On the night that we visited, we were welcomed cordially by Colleen, a hostess who has been with the Duckworth’s since the beginning. We watched her greet regulars by name and bring them their “usual.” Patrons, a cross-section of ages, chatted casually and comfortably across tables in an intimate environment with candles and fresh flowers.

Colleen is well versed in the menu and at ease making recommendations. She explains that all of the entrees, and many of the wines, are available in half- and full-size portions. While the half-size entree option is perfect for smaller appetites, it also makes dining out on high quality French cuisine more affordable.

I chose two half-portions, the Bell and Evans chicken breast with broccoli rabe, mashed potatoes, and braised shallots in red wine sauce ($12/22) and the seafood stew ($14/26). My dining partner went for the coquilles St. Jacques (12) and the half-portion of the seared duck breast with sauteed apples and fennel in a sweet and sour cider sauce ($15/28).

Our immediate reaction to the dishes, beyond the artistry of their presentation, was at their size. “People are always very surprised about our portions,” Colleen says. “They’re very generous. In fact, the lobster and vegetable risotto dish is so large that I always steer people toward the smaller portion. It could be overwhelming.”

It was difficult to choose our favorite among the four entrees. The seafood stew was just that, a stew, not a chowder or a soup. Large fresh chunks of lobster and fish, shrimp and clams, doused with rich fragrant broth, vied for space in an overstuffed bowl. The playful addition of mushrooms in the classic coquilles added an earthy flavor to the buttery sweet scallops. The melt-in-your-mouth chicken and the cooked-to-perfection duck were graced with robust sauces so well prepared they mark the skill and technique of a truly accomplished French chef.

In true bistro fashion, the Duckworths are not culinary-school trained. Ken Duckworth started cooking at age 16 in Tampa, Fla., and eventually made his way to Boston, where he worked for the renowned Maison Robert. The Robert family sent him to Paris for immersion training. While Chef Duckworth certainly has the classic skills to carry on the legend of a large formal French restaurant, he likes how he’s balanced his life and work. He’s not interested in opening other restaurants or becoming a celebrity chef. “I just wanted to open a place where I would want to eat,” he says. You can’t get any more French than that.

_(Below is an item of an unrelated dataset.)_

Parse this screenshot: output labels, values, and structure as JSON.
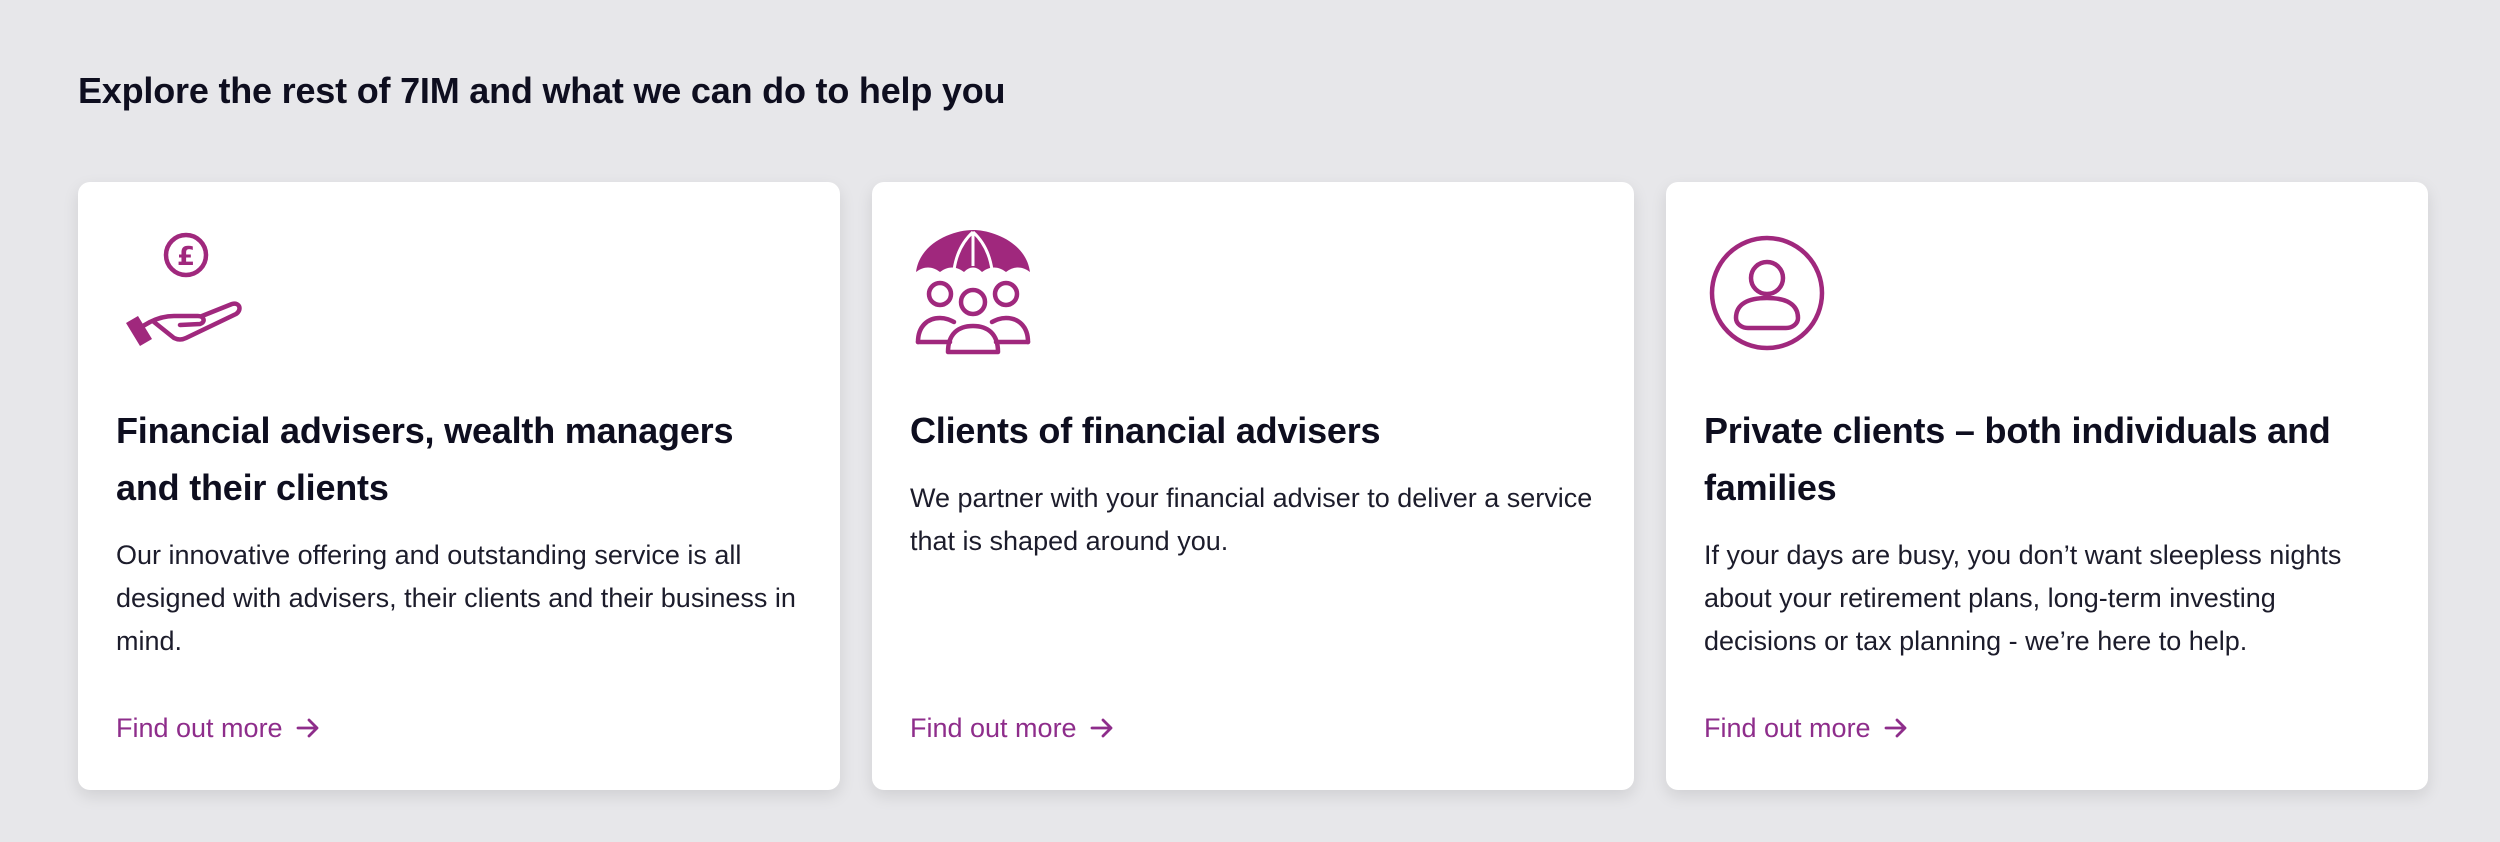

Duckworth’s Bistrot

197 East Main Street, Gloucester

Tuesday – Saturday 5:00 – 9:30 p.m. (subject to change in the summer)